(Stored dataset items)
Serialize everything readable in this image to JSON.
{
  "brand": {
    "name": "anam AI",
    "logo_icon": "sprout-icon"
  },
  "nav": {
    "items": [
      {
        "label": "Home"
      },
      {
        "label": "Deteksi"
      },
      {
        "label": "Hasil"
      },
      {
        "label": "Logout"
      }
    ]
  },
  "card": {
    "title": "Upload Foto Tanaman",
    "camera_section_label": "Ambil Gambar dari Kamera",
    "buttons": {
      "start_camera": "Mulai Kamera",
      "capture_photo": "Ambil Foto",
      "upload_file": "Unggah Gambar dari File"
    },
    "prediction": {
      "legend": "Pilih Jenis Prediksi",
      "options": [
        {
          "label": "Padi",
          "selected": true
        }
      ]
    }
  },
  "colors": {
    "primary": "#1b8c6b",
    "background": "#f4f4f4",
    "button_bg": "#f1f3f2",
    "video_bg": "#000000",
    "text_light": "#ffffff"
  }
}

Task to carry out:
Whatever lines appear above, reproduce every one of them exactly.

Answer to this task:
Serialize everything readable in this image to JSON.
{
  "brand": {
    "name": "anam AI",
    "logo_icon": "sprout-icon"
  },
  "nav": {
    "items": [
      {
        "label": "Home"
      },
      {
        "label": "Deteksi"
      },
      {
        "label": "Hasil"
      },
      {
        "label": "Logout"
      }
    ]
  },
  "card": {
    "title": "Upload Foto Tanaman",
    "camera_section_label": "Ambil Gambar dari Kamera",
    "buttons": {
      "start_camera": "Mulai Kamera",
      "capture_photo": "Ambil Foto",
      "upload_file": "Unggah Gambar dari File"
    },
    "prediction": {
      "legend": "Pilih Jenis Prediksi",
      "options": [
        {
          "label": "Padi",
          "selected": true
        }
      ]
    }
  },
  "colors": {
    "primary": "#1b8c6b",
    "background": "#f4f4f4",
    "button_bg": "#f1f3f2",
    "video_bg": "#000000",
    "text_light": "#ffffff"
  }
}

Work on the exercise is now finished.